▶ **Your task**
How many lines in the records below contain the string "icon"? Answer with the number alone.

──────── Data to use ────────

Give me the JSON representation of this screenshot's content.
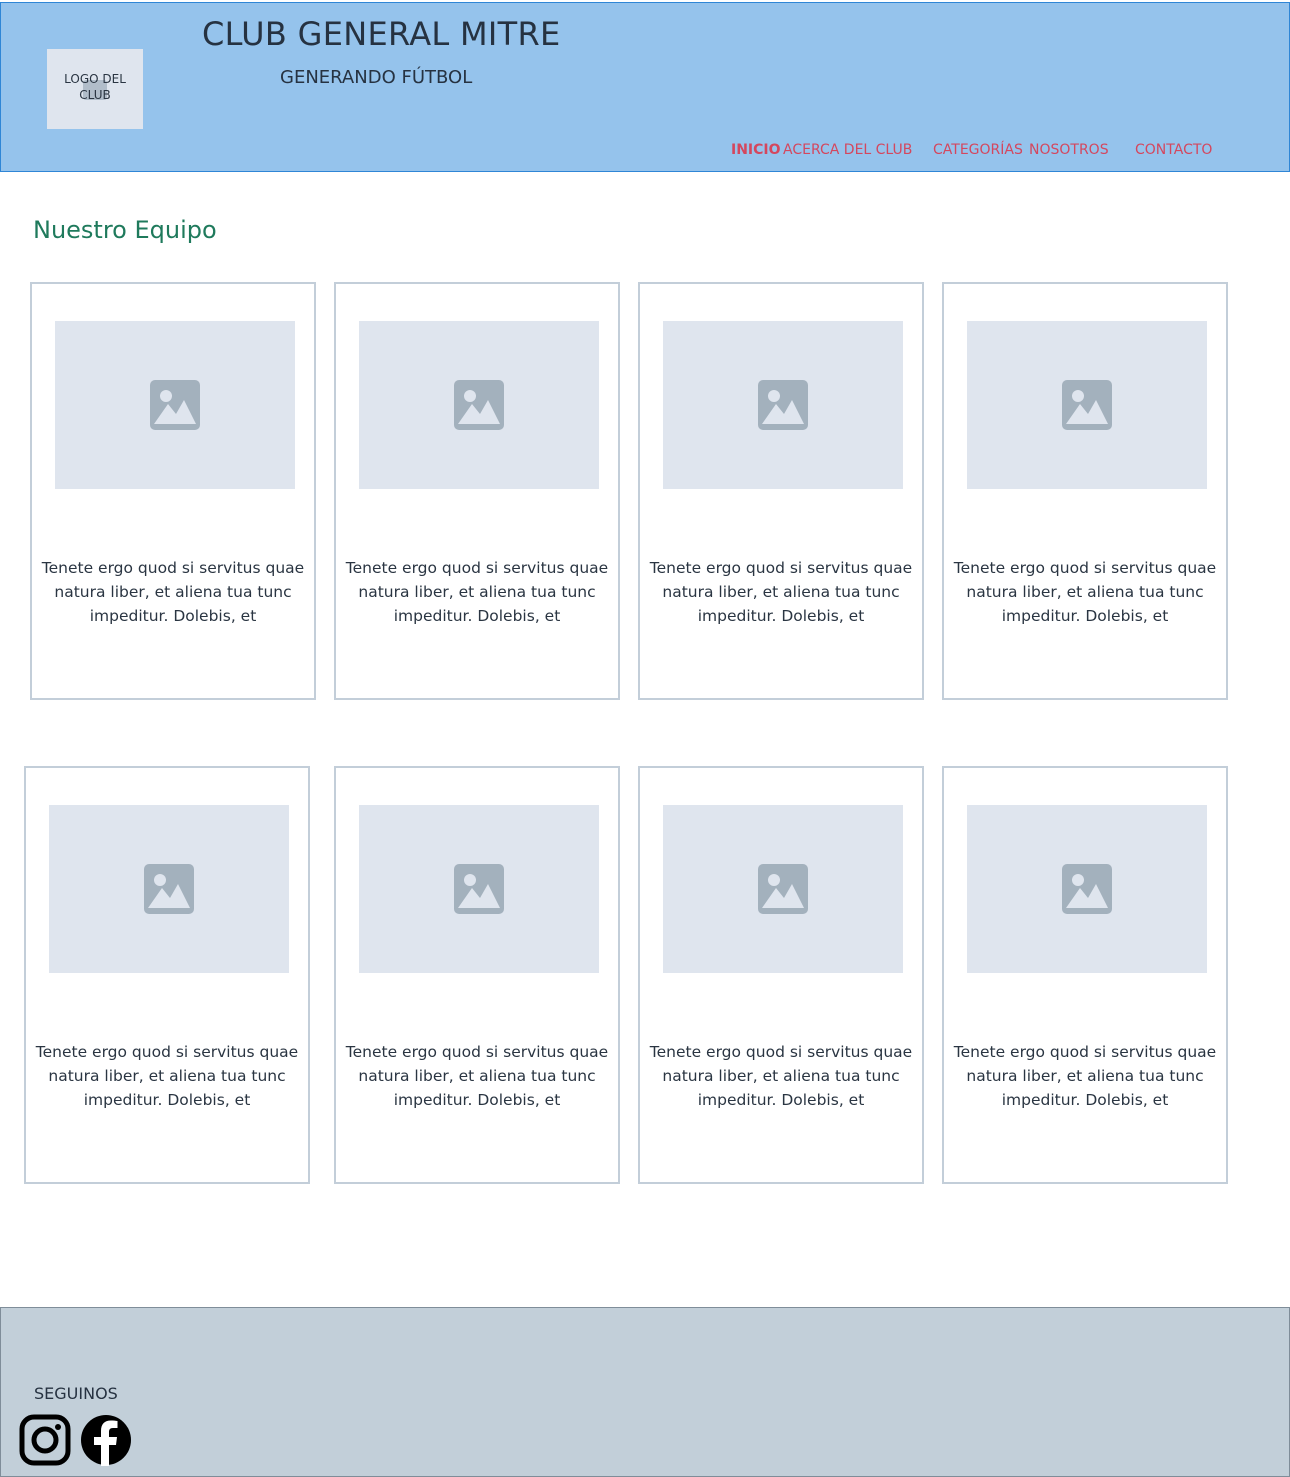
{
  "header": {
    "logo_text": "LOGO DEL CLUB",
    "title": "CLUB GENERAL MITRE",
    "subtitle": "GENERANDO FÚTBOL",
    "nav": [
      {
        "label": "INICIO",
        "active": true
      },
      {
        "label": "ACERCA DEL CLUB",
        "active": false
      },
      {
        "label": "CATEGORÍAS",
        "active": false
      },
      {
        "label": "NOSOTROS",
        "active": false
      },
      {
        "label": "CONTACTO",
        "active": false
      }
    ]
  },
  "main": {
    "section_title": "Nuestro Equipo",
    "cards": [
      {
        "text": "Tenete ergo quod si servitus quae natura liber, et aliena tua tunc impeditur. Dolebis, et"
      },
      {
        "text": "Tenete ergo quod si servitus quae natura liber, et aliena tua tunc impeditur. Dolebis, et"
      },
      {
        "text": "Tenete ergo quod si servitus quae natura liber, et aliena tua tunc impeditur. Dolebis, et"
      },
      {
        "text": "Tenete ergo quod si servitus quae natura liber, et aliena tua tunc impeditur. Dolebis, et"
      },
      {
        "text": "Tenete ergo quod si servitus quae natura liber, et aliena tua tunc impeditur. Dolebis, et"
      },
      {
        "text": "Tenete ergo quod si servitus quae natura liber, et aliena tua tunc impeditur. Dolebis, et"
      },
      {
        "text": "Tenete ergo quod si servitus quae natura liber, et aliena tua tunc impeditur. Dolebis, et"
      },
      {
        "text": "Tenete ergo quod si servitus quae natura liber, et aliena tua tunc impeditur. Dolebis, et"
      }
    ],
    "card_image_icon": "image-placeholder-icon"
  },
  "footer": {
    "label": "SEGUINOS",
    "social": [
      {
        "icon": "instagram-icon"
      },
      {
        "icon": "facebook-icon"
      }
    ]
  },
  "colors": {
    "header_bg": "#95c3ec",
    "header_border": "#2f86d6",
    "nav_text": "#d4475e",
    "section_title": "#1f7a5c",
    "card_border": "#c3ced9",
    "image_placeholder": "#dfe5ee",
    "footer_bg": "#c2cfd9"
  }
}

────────
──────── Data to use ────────

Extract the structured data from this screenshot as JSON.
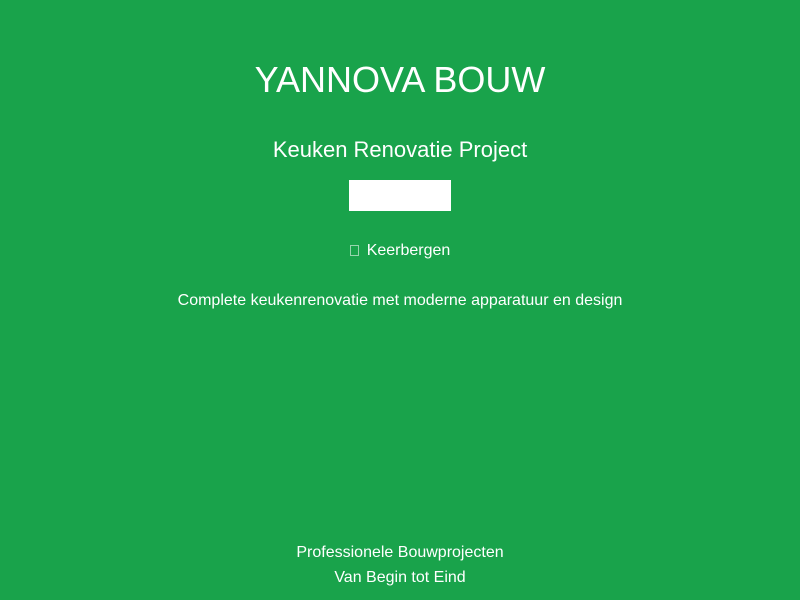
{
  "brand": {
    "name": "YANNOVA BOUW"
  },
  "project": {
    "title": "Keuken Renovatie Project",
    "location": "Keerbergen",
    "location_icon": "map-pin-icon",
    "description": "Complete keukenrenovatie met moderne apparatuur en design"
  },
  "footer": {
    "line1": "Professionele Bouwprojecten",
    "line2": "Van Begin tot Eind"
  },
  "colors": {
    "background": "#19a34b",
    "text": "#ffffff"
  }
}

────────

▶ **Task result**
4